Dataset: Begin
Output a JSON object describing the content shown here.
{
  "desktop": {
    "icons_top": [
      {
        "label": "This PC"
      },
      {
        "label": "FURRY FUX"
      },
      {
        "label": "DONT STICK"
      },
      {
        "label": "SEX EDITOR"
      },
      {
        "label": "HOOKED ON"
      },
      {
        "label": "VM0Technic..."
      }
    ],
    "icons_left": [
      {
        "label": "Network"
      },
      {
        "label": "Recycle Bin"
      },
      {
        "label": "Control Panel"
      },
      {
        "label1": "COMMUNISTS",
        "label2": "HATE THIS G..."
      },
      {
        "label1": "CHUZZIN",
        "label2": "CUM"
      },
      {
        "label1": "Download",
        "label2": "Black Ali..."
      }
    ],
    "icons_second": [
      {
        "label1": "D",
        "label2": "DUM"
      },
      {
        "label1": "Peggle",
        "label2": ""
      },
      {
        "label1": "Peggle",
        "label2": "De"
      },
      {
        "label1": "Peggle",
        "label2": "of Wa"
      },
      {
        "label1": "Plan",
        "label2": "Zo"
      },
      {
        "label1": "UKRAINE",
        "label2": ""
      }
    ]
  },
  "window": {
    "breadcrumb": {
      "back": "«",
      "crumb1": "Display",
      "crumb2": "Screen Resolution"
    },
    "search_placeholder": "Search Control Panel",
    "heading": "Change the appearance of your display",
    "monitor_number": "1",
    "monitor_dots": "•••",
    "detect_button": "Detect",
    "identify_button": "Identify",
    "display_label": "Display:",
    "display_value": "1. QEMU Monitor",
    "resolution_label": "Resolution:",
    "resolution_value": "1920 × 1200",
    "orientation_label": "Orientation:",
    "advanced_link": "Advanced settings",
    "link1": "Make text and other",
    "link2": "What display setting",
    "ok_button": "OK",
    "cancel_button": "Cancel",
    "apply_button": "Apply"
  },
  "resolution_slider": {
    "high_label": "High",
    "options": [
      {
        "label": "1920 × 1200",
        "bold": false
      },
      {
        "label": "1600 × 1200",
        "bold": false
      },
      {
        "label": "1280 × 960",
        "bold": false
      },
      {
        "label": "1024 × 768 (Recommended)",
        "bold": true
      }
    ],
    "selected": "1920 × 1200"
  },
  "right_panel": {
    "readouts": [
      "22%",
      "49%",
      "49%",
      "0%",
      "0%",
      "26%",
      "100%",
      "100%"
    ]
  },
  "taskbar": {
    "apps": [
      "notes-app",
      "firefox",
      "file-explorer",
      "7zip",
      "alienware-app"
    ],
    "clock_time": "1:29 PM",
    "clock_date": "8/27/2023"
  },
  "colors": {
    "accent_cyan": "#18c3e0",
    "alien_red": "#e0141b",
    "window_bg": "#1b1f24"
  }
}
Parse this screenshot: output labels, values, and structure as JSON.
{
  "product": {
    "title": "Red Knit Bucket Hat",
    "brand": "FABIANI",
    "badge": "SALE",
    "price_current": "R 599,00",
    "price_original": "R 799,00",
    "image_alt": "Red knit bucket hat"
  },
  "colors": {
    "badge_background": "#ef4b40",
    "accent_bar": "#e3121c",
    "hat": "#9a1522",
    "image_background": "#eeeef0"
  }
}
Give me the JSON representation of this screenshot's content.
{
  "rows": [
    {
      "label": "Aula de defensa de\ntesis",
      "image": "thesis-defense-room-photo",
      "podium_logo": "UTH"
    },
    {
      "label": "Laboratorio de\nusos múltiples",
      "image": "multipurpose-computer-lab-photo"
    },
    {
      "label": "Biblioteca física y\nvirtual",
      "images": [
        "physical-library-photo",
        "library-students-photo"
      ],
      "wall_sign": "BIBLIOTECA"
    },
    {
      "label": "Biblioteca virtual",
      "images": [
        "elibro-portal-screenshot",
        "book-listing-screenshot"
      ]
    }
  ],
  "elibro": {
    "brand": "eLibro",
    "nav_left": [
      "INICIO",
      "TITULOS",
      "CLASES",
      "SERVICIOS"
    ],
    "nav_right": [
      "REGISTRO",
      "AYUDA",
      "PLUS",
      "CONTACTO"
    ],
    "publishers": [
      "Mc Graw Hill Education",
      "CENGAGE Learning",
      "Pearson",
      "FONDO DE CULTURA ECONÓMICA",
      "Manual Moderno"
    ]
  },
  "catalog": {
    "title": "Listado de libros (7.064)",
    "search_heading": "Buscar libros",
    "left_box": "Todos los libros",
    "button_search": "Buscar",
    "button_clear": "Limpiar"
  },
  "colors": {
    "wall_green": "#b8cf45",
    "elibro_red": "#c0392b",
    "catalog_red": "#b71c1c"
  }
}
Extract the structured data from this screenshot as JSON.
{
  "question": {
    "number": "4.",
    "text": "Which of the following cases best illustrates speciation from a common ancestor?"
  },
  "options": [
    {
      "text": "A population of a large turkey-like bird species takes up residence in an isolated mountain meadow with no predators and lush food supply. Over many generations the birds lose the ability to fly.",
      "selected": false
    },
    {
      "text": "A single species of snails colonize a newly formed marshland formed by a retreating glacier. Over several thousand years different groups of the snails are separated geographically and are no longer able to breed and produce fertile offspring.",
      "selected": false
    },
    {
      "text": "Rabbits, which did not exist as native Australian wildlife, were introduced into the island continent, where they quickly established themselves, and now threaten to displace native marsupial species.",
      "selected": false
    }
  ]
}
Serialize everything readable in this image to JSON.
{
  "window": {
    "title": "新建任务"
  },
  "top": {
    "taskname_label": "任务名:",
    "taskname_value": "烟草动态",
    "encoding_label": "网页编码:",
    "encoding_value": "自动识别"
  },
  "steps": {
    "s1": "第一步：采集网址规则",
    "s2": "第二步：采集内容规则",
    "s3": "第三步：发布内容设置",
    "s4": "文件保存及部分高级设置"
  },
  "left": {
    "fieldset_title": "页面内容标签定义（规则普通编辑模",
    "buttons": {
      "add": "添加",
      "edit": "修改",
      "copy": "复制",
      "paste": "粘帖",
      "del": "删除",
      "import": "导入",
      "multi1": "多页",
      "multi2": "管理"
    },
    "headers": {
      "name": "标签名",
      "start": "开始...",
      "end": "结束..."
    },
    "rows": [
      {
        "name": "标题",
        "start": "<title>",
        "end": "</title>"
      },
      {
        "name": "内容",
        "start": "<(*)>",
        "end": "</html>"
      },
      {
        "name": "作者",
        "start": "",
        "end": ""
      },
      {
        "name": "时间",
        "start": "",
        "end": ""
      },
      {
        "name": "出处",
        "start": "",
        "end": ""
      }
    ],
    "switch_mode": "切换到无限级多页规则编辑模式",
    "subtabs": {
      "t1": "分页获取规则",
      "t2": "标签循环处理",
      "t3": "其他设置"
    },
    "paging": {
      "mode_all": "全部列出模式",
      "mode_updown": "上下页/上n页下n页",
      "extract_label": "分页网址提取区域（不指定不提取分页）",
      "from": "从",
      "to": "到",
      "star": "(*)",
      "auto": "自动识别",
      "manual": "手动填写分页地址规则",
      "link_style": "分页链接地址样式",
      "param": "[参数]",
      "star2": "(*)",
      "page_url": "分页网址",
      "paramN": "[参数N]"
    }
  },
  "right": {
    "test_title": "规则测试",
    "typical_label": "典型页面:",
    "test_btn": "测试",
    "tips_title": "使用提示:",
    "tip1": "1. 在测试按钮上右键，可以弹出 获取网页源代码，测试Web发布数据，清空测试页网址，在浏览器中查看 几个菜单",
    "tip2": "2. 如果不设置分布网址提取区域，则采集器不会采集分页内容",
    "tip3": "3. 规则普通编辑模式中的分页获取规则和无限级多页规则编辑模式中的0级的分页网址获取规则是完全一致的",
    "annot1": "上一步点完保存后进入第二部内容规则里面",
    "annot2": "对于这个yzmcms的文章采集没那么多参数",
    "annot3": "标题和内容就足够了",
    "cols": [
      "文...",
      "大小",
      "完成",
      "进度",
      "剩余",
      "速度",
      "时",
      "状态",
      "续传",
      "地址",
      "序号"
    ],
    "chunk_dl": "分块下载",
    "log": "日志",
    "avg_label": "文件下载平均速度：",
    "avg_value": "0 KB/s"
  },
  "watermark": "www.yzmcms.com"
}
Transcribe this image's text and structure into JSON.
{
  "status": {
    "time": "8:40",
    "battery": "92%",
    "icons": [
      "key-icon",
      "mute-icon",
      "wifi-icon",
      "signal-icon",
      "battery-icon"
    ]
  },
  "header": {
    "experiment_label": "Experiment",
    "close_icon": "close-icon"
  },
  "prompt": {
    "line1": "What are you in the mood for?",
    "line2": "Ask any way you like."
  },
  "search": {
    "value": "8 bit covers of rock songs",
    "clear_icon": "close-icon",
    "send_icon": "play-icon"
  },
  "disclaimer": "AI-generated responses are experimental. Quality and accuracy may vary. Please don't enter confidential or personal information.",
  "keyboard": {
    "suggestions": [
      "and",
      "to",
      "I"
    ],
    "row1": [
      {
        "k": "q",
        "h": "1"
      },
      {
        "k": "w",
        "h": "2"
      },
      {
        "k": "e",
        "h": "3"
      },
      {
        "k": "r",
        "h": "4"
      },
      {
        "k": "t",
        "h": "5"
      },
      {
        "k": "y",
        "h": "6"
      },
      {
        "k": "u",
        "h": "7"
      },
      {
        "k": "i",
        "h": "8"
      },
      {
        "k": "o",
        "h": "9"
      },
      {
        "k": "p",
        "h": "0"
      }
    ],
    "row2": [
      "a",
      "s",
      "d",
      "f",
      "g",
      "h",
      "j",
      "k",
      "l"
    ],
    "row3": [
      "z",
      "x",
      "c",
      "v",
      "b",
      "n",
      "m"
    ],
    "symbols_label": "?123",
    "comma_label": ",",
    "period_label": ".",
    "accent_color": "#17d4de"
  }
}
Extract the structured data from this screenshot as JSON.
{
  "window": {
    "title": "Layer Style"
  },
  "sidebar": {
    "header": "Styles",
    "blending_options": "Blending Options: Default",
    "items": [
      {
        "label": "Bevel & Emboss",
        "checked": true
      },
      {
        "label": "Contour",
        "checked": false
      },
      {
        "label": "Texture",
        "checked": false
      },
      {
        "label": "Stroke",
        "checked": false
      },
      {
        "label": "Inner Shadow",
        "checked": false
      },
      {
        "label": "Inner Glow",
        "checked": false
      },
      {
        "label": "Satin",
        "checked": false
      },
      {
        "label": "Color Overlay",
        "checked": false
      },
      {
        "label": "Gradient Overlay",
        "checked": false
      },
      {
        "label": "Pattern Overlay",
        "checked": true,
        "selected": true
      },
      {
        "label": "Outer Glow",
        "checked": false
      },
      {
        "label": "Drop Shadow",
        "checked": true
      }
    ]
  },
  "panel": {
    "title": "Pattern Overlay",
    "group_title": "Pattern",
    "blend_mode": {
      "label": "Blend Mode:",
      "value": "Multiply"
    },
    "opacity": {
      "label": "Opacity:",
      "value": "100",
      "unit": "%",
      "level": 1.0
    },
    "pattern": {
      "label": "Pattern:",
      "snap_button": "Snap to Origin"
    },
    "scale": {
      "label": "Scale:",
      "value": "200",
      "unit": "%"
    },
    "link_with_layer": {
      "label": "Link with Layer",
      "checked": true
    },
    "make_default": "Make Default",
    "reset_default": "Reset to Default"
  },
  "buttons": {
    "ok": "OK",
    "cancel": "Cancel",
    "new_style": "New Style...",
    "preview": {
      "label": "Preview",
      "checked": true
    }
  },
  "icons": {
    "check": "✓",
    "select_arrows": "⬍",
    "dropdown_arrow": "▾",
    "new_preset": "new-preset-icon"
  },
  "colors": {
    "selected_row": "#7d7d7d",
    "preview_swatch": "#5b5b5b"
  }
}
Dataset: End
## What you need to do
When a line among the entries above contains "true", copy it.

## Answer box
        "bold": true
        "checked": true
        "checked": true,
        "selected": true
        "checked": true
      "checked": true
      "checked": true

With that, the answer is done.